*** Block opens ***

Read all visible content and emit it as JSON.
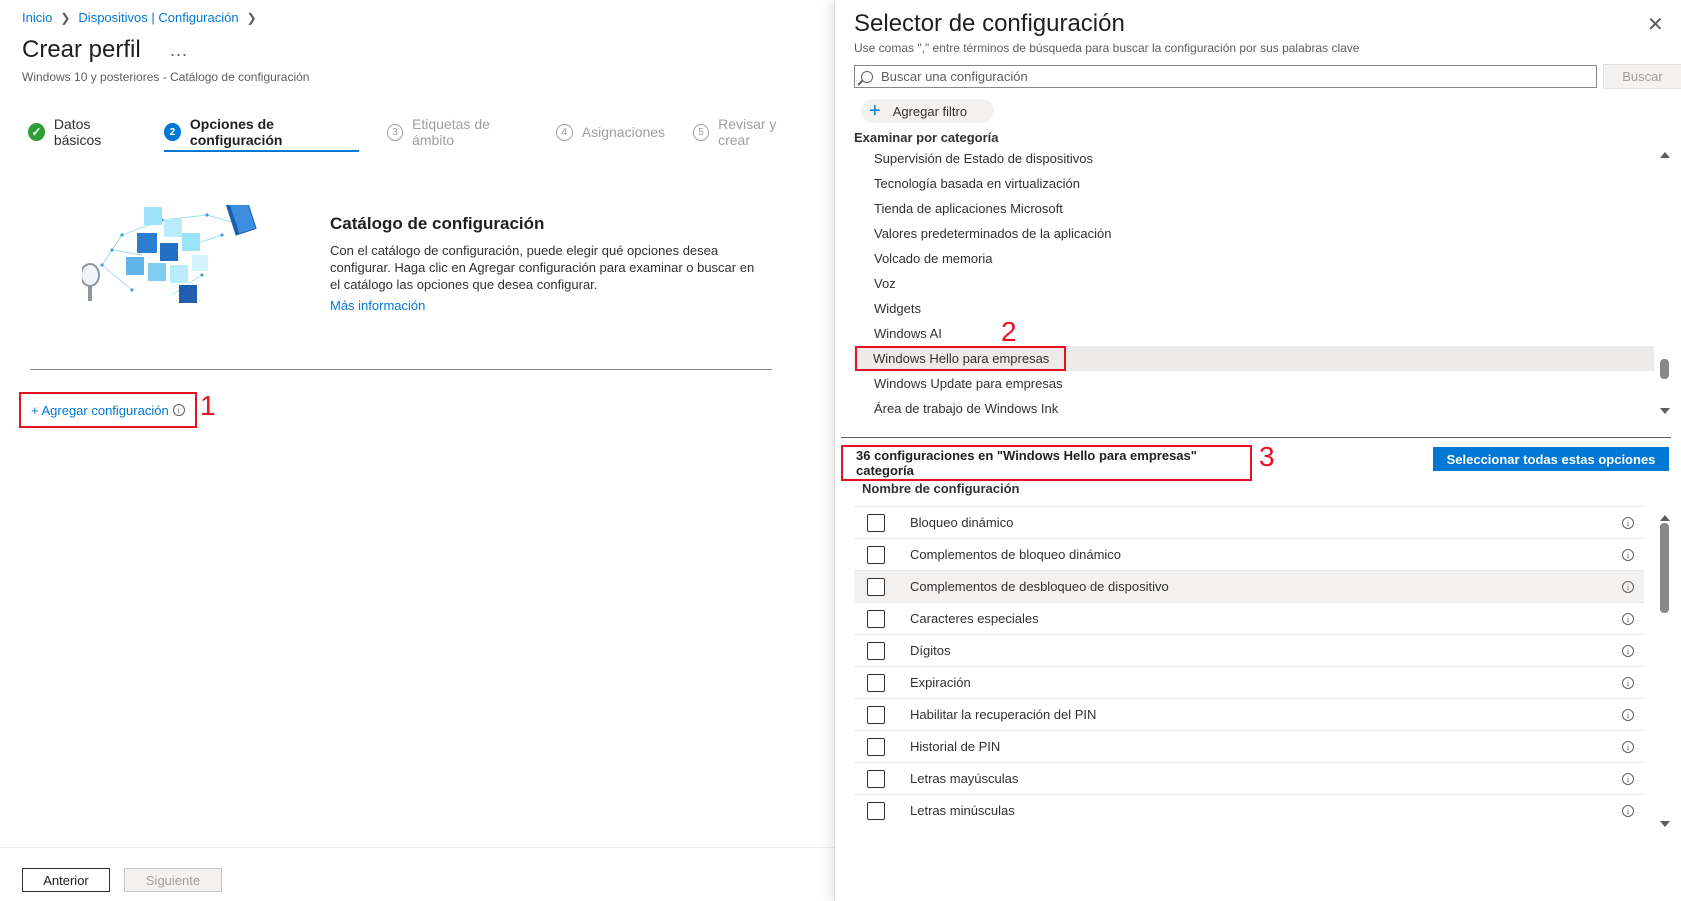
{
  "breadcrumb": {
    "items": [
      "Inicio",
      "Dispositivos | Configuración"
    ]
  },
  "page": {
    "title": "Crear perfil",
    "more": "...",
    "subtitle": "Windows 10 y posteriores - Catálogo de configuración"
  },
  "tabs": [
    {
      "label": "Datos básicos",
      "step": "✓",
      "state": "done"
    },
    {
      "label": "Opciones de configuración",
      "step": "2",
      "state": "current"
    },
    {
      "label": "Etiquetas de ámbito",
      "step": "3",
      "state": "pending"
    },
    {
      "label": "Asignaciones",
      "step": "4",
      "state": "pending"
    },
    {
      "label": "Revisar y crear",
      "step": "5",
      "state": "pending"
    }
  ],
  "catalog": {
    "title": "Catálogo de configuración",
    "description": "Con el catálogo de configuración, puede elegir qué opciones desea configurar. Haga clic en Agregar configuración para examinar o buscar en el catálogo las opciones que desea configurar.",
    "link": "Más información"
  },
  "add_config": {
    "label": "+ Agregar configuración",
    "info": "i"
  },
  "markers": {
    "one": "1",
    "two": "2",
    "three": "3"
  },
  "footer": {
    "prev": "Anterior",
    "next": "Siguiente"
  },
  "picker": {
    "title": "Selector de configuración",
    "close": "✕",
    "help": "Use comas \",\" entre términos de búsqueda para buscar la configuración por sus palabras clave",
    "search_placeholder": "Buscar una configuración",
    "search_value": "",
    "search_button": "Buscar",
    "add_filter": "Agregar filtro",
    "add_filter_icon": "+",
    "browse_label": "Examinar por categoría",
    "categories": [
      "Supervisión de Estado de dispositivos",
      "Tecnología basada en virtualización",
      "Tienda de aplicaciones Microsoft",
      "Valores predeterminados de la aplicación",
      "Volcado de memoria",
      "Voz",
      "Widgets",
      "Windows AI",
      "Windows Hello para empresas",
      "Windows Update para empresas",
      "Área de trabajo de Windows Ink"
    ],
    "selected_category_index": 8,
    "category_scroll_thumb_position": 0.88,
    "count_text": "36 configuraciones en \"Windows Hello para empresas\" categoría",
    "select_all": "Seleccionar todas estas opciones",
    "column_header": "Nombre de configuración",
    "settings": [
      "Bloqueo dinámico",
      "Complementos de bloqueo dinámico",
      "Complementos de desbloqueo de dispositivo",
      "Caracteres especiales",
      "Dígitos",
      "Expiración",
      "Habilitar la recuperación del PIN",
      "Historial de PIN",
      "Letras mayúsculas",
      "Letras minúsculas"
    ],
    "hovered_setting_index": 2,
    "settings_scroll_thumb_position": 0.0
  },
  "colors": {
    "accent": "#0078d4",
    "highlight_box": "#e81123",
    "success": "#2e9e36"
  }
}
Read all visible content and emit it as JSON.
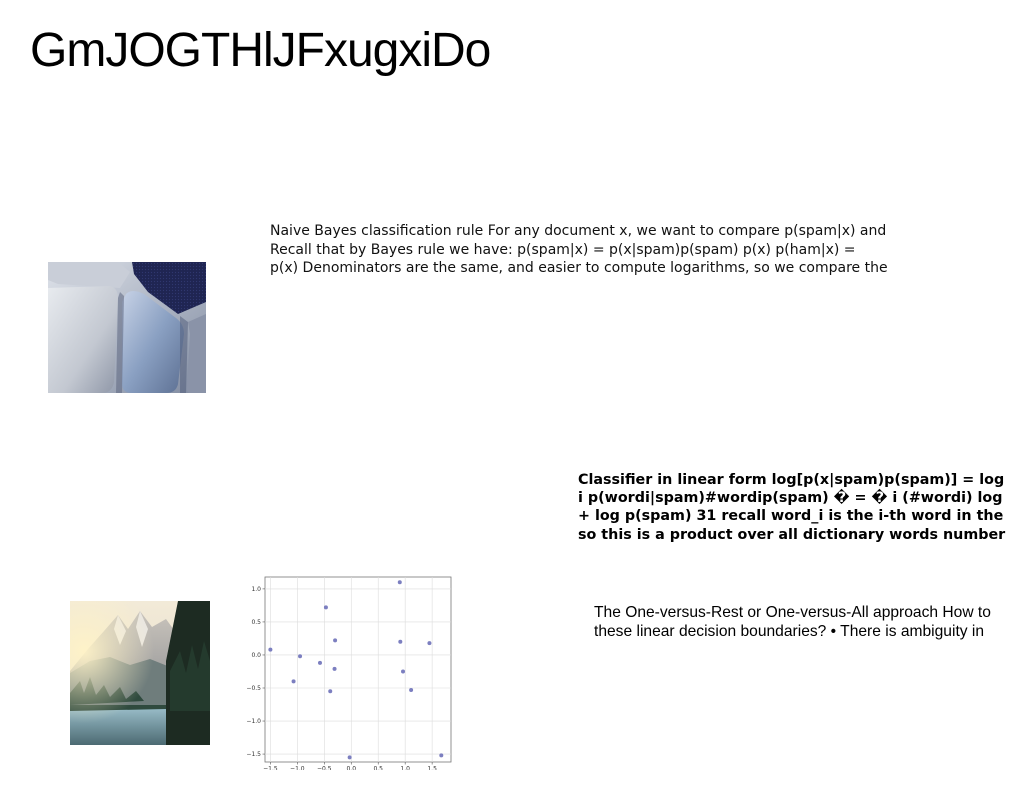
{
  "title": "GmJOGTHlJFxugxiDo",
  "block1": {
    "lines": [
      "Naive Bayes classification rule For any document x, we want to compare p(spam|x) and",
      "Recall that by Bayes rule we have: p(spam|x) = p(x|spam)p(spam) p(x) p(ham|x) =",
      "p(x) Denominators are the same, and easier to compute logarithms, so we compare the"
    ]
  },
  "block2": {
    "lines": [
      "Classifier in linear form log[p(x|spam)p(spam)] = log",
      "i p(wordi|spam)#wordip(spam) � = � i (#wordi) log",
      "+ log p(spam) 31 recall word_i is the i-th word in the",
      "so this is a product over all dictionary words number"
    ]
  },
  "block3": {
    "lines": [
      "The One-versus-Rest or One-versus-All approach How to",
      "these linear decision boundaries? • There is ambiguity in"
    ]
  },
  "chart_data": {
    "type": "scatter",
    "title": "",
    "xlabel": "",
    "ylabel": "",
    "xlim": [
      -1.6,
      1.85
    ],
    "ylim": [
      -1.62,
      1.18
    ],
    "xticks": [
      -1.5,
      -1.0,
      -0.5,
      0.0,
      0.5,
      1.0,
      1.5
    ],
    "xtick_labels": [
      "−1.5",
      "−1.0",
      "−0.5",
      "0.0",
      "0.5",
      "1.0",
      "1.5"
    ],
    "yticks": [
      1.0,
      0.5,
      0.0,
      -0.5,
      -1.0,
      -1.5
    ],
    "ytick_labels": [
      "1.0",
      "0.5",
      "0.0",
      "−0.5",
      "−1.0",
      "−1.5"
    ],
    "grid": true,
    "point_color": "#7c7fc0",
    "x": [
      -1.5,
      -1.07,
      -0.95,
      -0.58,
      -0.47,
      -0.39,
      -0.3,
      -0.31,
      -0.03,
      0.9,
      0.91,
      0.96,
      1.11,
      1.45,
      1.67
    ],
    "y": [
      0.08,
      -0.4,
      -0.02,
      -0.12,
      0.72,
      -0.55,
      0.22,
      -0.21,
      -1.55,
      1.1,
      0.2,
      -0.25,
      -0.53,
      0.18,
      -1.52
    ]
  }
}
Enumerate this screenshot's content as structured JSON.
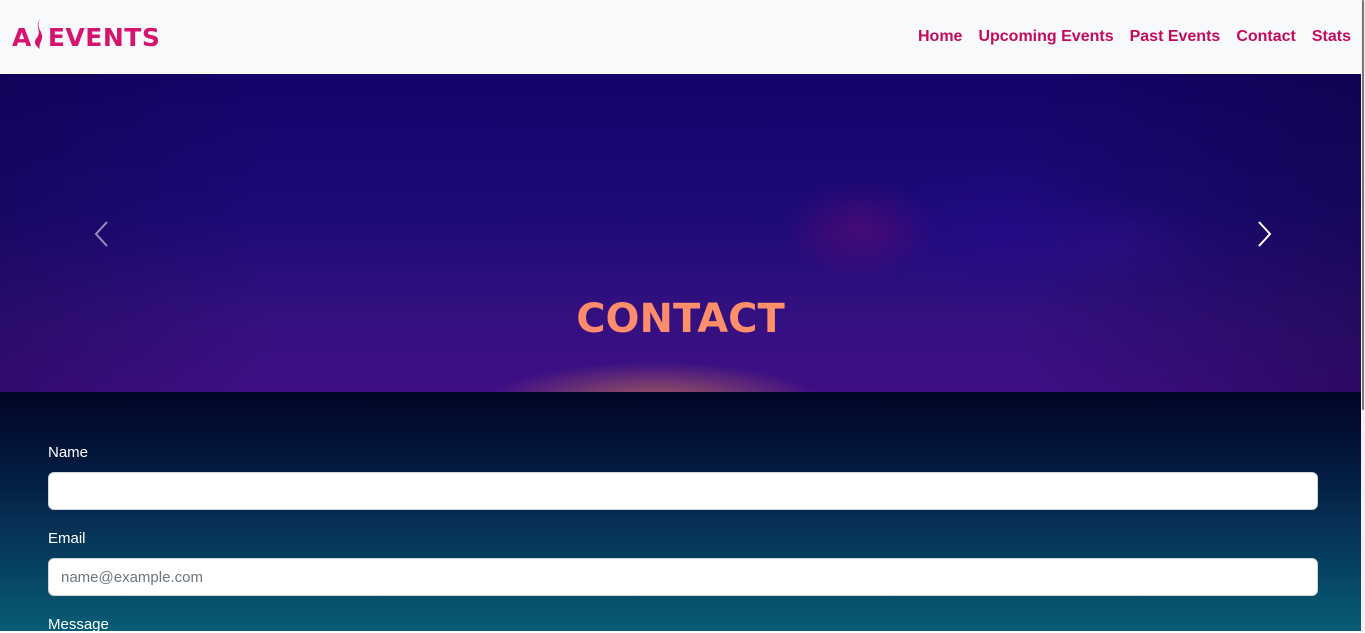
{
  "navbar": {
    "logo": {
      "prefix": "A",
      "suffix": "EVENTS",
      "color": "#d6136f"
    },
    "links": [
      {
        "label": "Home"
      },
      {
        "label": "Upcoming Events"
      },
      {
        "label": "Past Events"
      },
      {
        "label": "Contact"
      },
      {
        "label": "Stats"
      }
    ],
    "link_color": "#c40a5f"
  },
  "hero": {
    "title": "CONTACT",
    "prev_icon": "chevron-left-icon",
    "next_icon": "chevron-right-icon"
  },
  "form": {
    "name": {
      "label": "Name",
      "value": "",
      "placeholder": ""
    },
    "email": {
      "label": "Email",
      "value": "",
      "placeholder": "name@example.com"
    },
    "message": {
      "label": "Message"
    }
  }
}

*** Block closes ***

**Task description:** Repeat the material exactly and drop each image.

**Task output:**
Read all visible content and emit it as JSON.
{
  "breadcrumb": {
    "items": [
      "Inicio",
      "Dispositivos | Configuración"
    ]
  },
  "page": {
    "title": "Crear perfil",
    "more": "...",
    "subtitle": "Windows 10 y posteriores - Catálogo de configuración"
  },
  "tabs": [
    {
      "label": "Datos básicos",
      "step": "✓",
      "state": "done"
    },
    {
      "label": "Opciones de configuración",
      "step": "2",
      "state": "current"
    },
    {
      "label": "Etiquetas de ámbito",
      "step": "3",
      "state": "pending"
    },
    {
      "label": "Asignaciones",
      "step": "4",
      "state": "pending"
    },
    {
      "label": "Revisar y crear",
      "step": "5",
      "state": "pending"
    }
  ],
  "catalog": {
    "title": "Catálogo de configuración",
    "description": "Con el catálogo de configuración, puede elegir qué opciones desea configurar. Haga clic en Agregar configuración para examinar o buscar en el catálogo las opciones que desea configurar.",
    "link": "Más información"
  },
  "add_config": {
    "label": "+ Agregar configuración",
    "info": "i"
  },
  "markers": {
    "one": "1",
    "two": "2",
    "three": "3"
  },
  "footer": {
    "prev": "Anterior",
    "next": "Siguiente"
  },
  "picker": {
    "title": "Selector de configuración",
    "close": "✕",
    "help": "Use comas \",\" entre términos de búsqueda para buscar la configuración por sus palabras clave",
    "search_placeholder": "Buscar una configuración",
    "search_value": "",
    "search_button": "Buscar",
    "add_filter": "Agregar filtro",
    "add_filter_icon": "+",
    "browse_label": "Examinar por categoría",
    "categories": [
      "Supervisión de Estado de dispositivos",
      "Tecnología basada en virtualización",
      "Tienda de aplicaciones Microsoft",
      "Valores predeterminados de la aplicación",
      "Volcado de memoria",
      "Voz",
      "Widgets",
      "Windows AI",
      "Windows Hello para empresas",
      "Windows Update para empresas",
      "Área de trabajo de Windows Ink"
    ],
    "selected_category_index": 8,
    "category_scroll_thumb_position": 0.88,
    "count_text": "36 configuraciones en \"Windows Hello para empresas\" categoría",
    "select_all": "Seleccionar todas estas opciones",
    "column_header": "Nombre de configuración",
    "settings": [
      "Bloqueo dinámico",
      "Complementos de bloqueo dinámico",
      "Complementos de desbloqueo de dispositivo",
      "Caracteres especiales",
      "Dígitos",
      "Expiración",
      "Habilitar la recuperación del PIN",
      "Historial de PIN",
      "Letras mayúsculas",
      "Letras minúsculas"
    ],
    "hovered_setting_index": 2,
    "settings_scroll_thumb_position": 0.0
  },
  "colors": {
    "accent": "#0078d4",
    "highlight_box": "#e81123",
    "success": "#2e9e36"
  }
}
Read all visible content and emit it as JSON.
{
  "title": "GmJOGTHlJFxugxiDo",
  "block1": {
    "lines": [
      "Naive Bayes classification rule For any document x, we want to compare p(spam|x) and",
      "Recall that by Bayes rule we have: p(spam|x) = p(x|spam)p(spam) p(x) p(ham|x) =",
      "p(x) Denominators are the same, and easier to compute logarithms, so we compare the"
    ]
  },
  "block2": {
    "lines": [
      "Classifier in linear form log[p(x|spam)p(spam)] = log",
      "i p(wordi|spam)#wordip(spam) � = � i (#wordi) log",
      "+ log p(spam) 31 recall word_i is the i-th word in the",
      "so this is a product over all dictionary words number"
    ]
  },
  "block3": {
    "lines": [
      "The One-versus-Rest or One-versus-All approach How to",
      "these linear decision boundaries? • There is ambiguity in"
    ]
  },
  "chart_data": {
    "type": "scatter",
    "title": "",
    "xlabel": "",
    "ylabel": "",
    "xlim": [
      -1.6,
      1.85
    ],
    "ylim": [
      -1.62,
      1.18
    ],
    "xticks": [
      -1.5,
      -1.0,
      -0.5,
      0.0,
      0.5,
      1.0,
      1.5
    ],
    "xtick_labels": [
      "−1.5",
      "−1.0",
      "−0.5",
      "0.0",
      "0.5",
      "1.0",
      "1.5"
    ],
    "yticks": [
      1.0,
      0.5,
      0.0,
      -0.5,
      -1.0,
      -1.5
    ],
    "ytick_labels": [
      "1.0",
      "0.5",
      "0.0",
      "−0.5",
      "−1.0",
      "−1.5"
    ],
    "grid": true,
    "point_color": "#7c7fc0",
    "x": [
      -1.5,
      -1.07,
      -0.95,
      -0.58,
      -0.47,
      -0.39,
      -0.3,
      -0.31,
      -0.03,
      0.9,
      0.91,
      0.96,
      1.11,
      1.45,
      1.67
    ],
    "y": [
      0.08,
      -0.4,
      -0.02,
      -0.12,
      0.72,
      -0.55,
      0.22,
      -0.21,
      -1.55,
      1.1,
      0.2,
      -0.25,
      -0.53,
      0.18,
      -1.52
    ]
  }
}
Enumerate this screenshot's content as structured JSON.
{
  "navbar": {
    "logo": {
      "prefix": "A",
      "suffix": "EVENTS",
      "color": "#d6136f"
    },
    "links": [
      {
        "label": "Home"
      },
      {
        "label": "Upcoming Events"
      },
      {
        "label": "Past Events"
      },
      {
        "label": "Contact"
      },
      {
        "label": "Stats"
      }
    ],
    "link_color": "#c40a5f"
  },
  "hero": {
    "title": "CONTACT",
    "prev_icon": "chevron-left-icon",
    "next_icon": "chevron-right-icon"
  },
  "form": {
    "name": {
      "label": "Name",
      "value": "",
      "placeholder": ""
    },
    "email": {
      "label": "Email",
      "value": "",
      "placeholder": "name@example.com"
    },
    "message": {
      "label": "Message"
    }
  }
}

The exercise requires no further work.